Promotional image for Friends (NBC)

Promotional image for Friends (NBC)

Is friendship as we know it changing with the advent of social media?  A recent article in the New York Daily News declares that “Despite Social Media Connections, Most People Only Have a Few Close Friends.”  The article claims that although the rise of social media has made it easier than ever to connect online, this does not affect how many close friends we actually have.

This information comes from a recent studyconducted by researchers in the United Kingdom. They analyzed whether or not “social signatures,” or the manner in which we divide our communication efforts among our friends and family, are consistent over time. They tracked the cellphone data of 24 students aged 17-19 for a year and a half, noting who they called the most frequently. Along with this data, they also conducted surveys that rated the level of emotional closeness the subjects felt they had with the people in their network and how often they met face-to-face. Interestingly, they timed this study to coincide with life transitions, as the students progressed from school to work, or from school to university.

What the authors discovered was that even though these students were experiencing large network turnovers, as they were exposed to an abundance of new relationships, their social signatures remained consistent. Essentially, the number of close relationships the subjects had remained constant as their networks changed.

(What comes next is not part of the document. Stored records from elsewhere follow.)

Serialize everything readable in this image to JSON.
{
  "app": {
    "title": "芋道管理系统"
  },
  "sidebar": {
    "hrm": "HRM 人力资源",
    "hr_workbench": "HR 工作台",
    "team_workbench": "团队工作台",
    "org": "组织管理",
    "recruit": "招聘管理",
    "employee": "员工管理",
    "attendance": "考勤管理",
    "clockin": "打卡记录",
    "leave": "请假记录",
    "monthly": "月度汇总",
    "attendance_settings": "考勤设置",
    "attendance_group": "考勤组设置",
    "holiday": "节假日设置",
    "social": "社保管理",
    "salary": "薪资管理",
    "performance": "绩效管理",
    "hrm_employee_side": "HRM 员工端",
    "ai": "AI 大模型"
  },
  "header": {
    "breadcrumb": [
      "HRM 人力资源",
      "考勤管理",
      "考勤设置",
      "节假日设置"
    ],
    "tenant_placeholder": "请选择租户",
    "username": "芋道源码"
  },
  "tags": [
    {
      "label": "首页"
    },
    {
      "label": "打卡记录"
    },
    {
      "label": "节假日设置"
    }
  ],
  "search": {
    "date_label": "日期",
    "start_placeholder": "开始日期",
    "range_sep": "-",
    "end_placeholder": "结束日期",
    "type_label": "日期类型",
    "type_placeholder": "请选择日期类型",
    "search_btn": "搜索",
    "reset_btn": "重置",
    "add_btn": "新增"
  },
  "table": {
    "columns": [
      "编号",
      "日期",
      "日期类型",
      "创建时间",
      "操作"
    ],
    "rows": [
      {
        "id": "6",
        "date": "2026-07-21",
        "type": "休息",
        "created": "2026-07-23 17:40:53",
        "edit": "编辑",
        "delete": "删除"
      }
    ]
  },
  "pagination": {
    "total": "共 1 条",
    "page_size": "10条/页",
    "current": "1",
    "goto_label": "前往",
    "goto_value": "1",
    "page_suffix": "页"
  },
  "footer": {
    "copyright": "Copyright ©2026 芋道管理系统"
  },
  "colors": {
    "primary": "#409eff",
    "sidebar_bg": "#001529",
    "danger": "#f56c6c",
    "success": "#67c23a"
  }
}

As new relationships were developed, old ones were either relegated or decreased in importance.

As a sound consumer of data, what should one consider in assessing this study?  Two key caveats emerge:

  • First, it may not be appropriate to apply the observations made of a small sample group of 17-19-year-olds to the entire population. The social interactions of a teenager are often vastly different than those of individuals in later life stages. This raises the question of whether an 18 month period of change for a teenager is indicative of a persistent social signature over a lifetime.
  • Second, while the article discusses how the results relate to social media, the study itself does not observe social media at all. The only correlation the researchers studied was between social signatures and the frequency of phone calls. Whether the participants were even active on social media is unknown, which could have had an effect on the study’s conclusions if observed.

Despite the eye-catching headline, the question studied here is very limited with respect to social media’s influence on friendship. 

Today's Everydata blog post was authored by Mia Kim.